by Mitch Kokai
Senior Political Analyst, John Locke Foundation
Donald Trump won the Iowa caucus. There seems little chance that Trump will stall out going forward, which means that he is almost certain to win the Republican nomination, which means that the already small chance of Joe Biden voluntarily stepping aside will disappear, which means that we are going to get another Biden vs. Trump election. How, some observers have asked, could we possibly be destined to have yet another presidential contest that a supermajority of voters so obviously wishes to avoid? Well, this is how: Ignoring all the warning signs, the parties have arranged a repeat. The rest of us will have to live with it.
The less attractive the candidates are revealed to be, the more hysterical the entreaties on their behalf seem to grow. Already, I see an enormous amount of cajoling and haranguing. Biden’s fans insist that voters are obliged to cast a ballot for their man, lest American democracy perish. Trump’s fans insist that we have a “binary” choice between their hero and American decline. By November, these refrains will hit fever pitch. We will be told to unite, to coalesce, and to submit; to get on the train, to join the team, to enroll in the program. “Do it, do it, do it!” is set to be the official slogan of 2024.
But I won’t. I won’t “do it.” And nor, I suspect, will a lot of other people. Businesses that offer terrible products deserve to go out of business. Parties that offer terrible candidates deserve to lose. The Republicans know what the country thinks of Donald Trump. They know who Donald Trump is. And yet, inexplicably, they are in the process of choosing him nevertheless. They, like the Democrats, must face the consequences of that choice.

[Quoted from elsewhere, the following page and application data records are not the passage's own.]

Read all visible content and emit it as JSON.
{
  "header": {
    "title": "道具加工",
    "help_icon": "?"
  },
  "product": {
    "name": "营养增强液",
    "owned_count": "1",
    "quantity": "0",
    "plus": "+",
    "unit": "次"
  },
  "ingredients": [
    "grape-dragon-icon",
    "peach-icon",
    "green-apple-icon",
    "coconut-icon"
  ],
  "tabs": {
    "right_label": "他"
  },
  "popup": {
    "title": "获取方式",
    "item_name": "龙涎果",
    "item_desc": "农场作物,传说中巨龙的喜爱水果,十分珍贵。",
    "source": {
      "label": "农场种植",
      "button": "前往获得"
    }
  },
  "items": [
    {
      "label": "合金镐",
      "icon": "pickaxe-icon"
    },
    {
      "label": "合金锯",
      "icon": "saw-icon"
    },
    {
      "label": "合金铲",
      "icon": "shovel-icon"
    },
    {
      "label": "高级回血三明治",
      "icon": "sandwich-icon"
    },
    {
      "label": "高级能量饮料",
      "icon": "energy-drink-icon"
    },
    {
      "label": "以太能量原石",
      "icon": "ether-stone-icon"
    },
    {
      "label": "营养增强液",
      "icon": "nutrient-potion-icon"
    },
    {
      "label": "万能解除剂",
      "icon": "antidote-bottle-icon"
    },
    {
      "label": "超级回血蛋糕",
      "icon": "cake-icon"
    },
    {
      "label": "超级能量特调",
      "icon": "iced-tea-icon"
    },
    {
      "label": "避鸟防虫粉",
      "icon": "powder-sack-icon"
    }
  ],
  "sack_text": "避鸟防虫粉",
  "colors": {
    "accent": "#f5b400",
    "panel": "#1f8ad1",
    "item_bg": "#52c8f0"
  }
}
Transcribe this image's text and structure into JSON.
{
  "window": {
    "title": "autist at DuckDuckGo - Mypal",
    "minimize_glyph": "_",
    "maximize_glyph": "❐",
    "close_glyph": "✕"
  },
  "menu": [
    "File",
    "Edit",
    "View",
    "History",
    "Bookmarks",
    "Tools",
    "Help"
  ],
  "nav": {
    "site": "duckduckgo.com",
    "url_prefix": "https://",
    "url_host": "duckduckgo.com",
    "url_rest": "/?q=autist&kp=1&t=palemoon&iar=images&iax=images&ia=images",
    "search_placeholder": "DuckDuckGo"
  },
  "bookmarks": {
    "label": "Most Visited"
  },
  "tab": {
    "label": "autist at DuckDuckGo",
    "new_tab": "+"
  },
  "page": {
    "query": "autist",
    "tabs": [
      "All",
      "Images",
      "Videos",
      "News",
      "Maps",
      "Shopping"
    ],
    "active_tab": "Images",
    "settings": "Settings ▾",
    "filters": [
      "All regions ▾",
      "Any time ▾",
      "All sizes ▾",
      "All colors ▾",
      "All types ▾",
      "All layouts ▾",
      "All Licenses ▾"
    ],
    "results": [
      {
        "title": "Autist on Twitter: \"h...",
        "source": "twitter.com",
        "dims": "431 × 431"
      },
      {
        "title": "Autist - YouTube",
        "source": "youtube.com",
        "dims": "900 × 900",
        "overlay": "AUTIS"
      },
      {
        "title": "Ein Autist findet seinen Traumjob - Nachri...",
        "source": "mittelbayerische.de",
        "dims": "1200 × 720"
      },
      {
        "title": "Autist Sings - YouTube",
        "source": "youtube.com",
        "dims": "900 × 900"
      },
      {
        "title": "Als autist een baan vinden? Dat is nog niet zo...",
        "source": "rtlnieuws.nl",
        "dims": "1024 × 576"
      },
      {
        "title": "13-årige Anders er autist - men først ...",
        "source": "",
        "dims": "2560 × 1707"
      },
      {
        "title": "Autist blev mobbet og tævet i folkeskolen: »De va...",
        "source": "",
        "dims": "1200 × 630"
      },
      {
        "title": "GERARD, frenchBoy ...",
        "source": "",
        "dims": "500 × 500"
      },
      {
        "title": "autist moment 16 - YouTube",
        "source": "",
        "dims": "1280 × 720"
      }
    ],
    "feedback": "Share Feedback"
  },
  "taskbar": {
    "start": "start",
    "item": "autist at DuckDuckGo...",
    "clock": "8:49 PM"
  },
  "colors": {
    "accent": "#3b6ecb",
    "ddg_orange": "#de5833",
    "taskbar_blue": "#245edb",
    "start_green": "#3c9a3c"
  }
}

I get the sense that both parties think that the public is bluffing. I don’t think it is.